Hercules and the Newman lion by Pieter Paul Reubens

The Newman lion was a beast that took helpless women from the neighbouring villages. The reason it would do so wasn’t just for a good meal but also to attract heroes in their attempts to rescue the damsels in distress. Once entering its cave, the warrior would notice a grievously injured girl. Rushing to their aid, they’d be killed by the lion who was in fact masquerading as the victim. There’s two ways the story goes now. In one version, Hercules meets a boy who says that they’ll sacrifice a lion if Hercules return after slaying the beast within 30 days. If not, he’ll sacrifice himself to Zeus. Another version shows Hercules meeting Molorchos who said that if he was victorious, a ram would be sacrificed to Zeus and if not, it would be sacrificed to Hercules as a mourning offering. Hercules arms himself with several arrows but found them to be ineffective against the Newman lion’s golden fur. He changes tactics and forces the lion to retreat to its cave. Once in the dark, with limited room for escape, he stuns the lion with his club and strangled it with his superhuman strength. He then skins the lion using one of its own claws and used its fur as his armour. He returned to king Eurystheus who had assigned Hercules this trial. Fearing his strength, he refuses to let him into the kingdom and then sent herald to inform Hercules of his remaining eleven labours


second labour- Lernaean Hydra

The Lernean Hydra by Gustave Monreau
The hydra was a beast that was raised by Goddess Hera, the wife of Zeus for the sole reason of killing Hercules. It lived in the swamp near Lake Lerna which kept travellers away because of the toxic fumes. Hercules covered his mouth and nose while traversing the swamp to keep himself safe from the gases. He fired flaming arrows into the Hydra’s lair to draw it out. He then attacked the hydra with a harvesting sickle (according to some legends. Others suggest a sword or his mighty club). During the course of the battle, he realised that it was no ordinary monster as each head he cut off gave rise to two heads in its place. He then called on his nephew Iolaus for help at beating the beast. He then came up with the idea of using a firebrand to scorch the neck stumps of the decapitated heads, thus preventing them from regenerating. Seeing Hercules triumphing, Hera sends a giant crab to distract him which he crushes beneath his feet. Another alternate lore suggests that Hercules cuts a head off of the hydra and uses the poison that effuses out to decapitate the remaining heads. Hera, displeased with Hercules besting her creatures, puts them in the dark vault of the cosmos as the constellations Hydra and Cancer.


Third labour- Ceryneian hind

The hind of Ceryneia by Erica Williams

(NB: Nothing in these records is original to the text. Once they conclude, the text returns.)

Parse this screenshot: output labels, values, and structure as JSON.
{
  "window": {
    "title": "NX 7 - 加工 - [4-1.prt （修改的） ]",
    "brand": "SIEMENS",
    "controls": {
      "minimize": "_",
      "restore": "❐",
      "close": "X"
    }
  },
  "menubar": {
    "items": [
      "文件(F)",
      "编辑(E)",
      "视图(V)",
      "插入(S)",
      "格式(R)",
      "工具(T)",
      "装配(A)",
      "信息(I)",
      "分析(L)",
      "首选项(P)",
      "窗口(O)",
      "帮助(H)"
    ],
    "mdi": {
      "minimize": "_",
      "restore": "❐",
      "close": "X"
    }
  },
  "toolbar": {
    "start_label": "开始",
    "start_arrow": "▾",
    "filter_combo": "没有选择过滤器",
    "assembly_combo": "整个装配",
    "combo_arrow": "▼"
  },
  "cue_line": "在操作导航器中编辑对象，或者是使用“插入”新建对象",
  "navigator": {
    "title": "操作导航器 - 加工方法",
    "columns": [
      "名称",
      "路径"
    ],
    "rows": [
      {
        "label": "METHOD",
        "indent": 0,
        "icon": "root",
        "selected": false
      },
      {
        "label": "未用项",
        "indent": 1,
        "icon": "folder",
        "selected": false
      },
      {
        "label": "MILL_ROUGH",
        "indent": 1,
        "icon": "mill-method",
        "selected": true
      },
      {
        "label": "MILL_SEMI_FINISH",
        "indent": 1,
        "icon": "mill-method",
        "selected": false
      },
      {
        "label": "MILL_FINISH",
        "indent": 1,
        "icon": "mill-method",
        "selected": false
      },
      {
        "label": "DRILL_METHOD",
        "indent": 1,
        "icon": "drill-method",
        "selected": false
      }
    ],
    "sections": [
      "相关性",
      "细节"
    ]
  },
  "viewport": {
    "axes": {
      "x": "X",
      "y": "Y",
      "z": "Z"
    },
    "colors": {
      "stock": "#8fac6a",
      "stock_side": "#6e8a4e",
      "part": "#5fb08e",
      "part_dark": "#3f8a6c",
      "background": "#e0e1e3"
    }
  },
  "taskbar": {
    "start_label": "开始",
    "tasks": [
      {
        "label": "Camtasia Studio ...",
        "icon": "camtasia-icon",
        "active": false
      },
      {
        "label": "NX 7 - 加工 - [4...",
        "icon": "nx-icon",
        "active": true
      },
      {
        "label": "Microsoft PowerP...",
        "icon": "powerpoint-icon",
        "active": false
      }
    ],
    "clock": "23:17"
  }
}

Angered that Hercules had survived the hydra, Eurystheus and Hera devised a new task that they thought was impossible for Hercules. So far, he’s always vested any monster they’d thrown at him. So this time, Hercules was told to capture the Ceryneian hind which is said to run even faster than an arrow. Hercules chases the hind on foot for a whole year, through Greece and the land of the giants, but to no avail. A version of the story says that Hercules finally caught it in a trap. Another version says that he immobilised it with an arrow to the forelimbs. Another version says that he met Artemis who told him to leave the hind and say that it was her will. Regardless, he returned with the hind. The king was hoping he’d get Hercules to kill it and anger Artemis in the process. Hercules begged Artemis for forgiveness and told her that he had to kill it as part of his penance but he said that he’d return the hind alive. The hind was to become a part of the king’s menagerie on Hercules’s return. Remembering his promise to Athena, he told the king that he could have the hind if he came out and took it from him. When the king came out, Hercules let the hind go. When the king questioned him, he simply said that the king was too slow for it.


**All images have been taken from greekerthanthegreeks@blogspot.in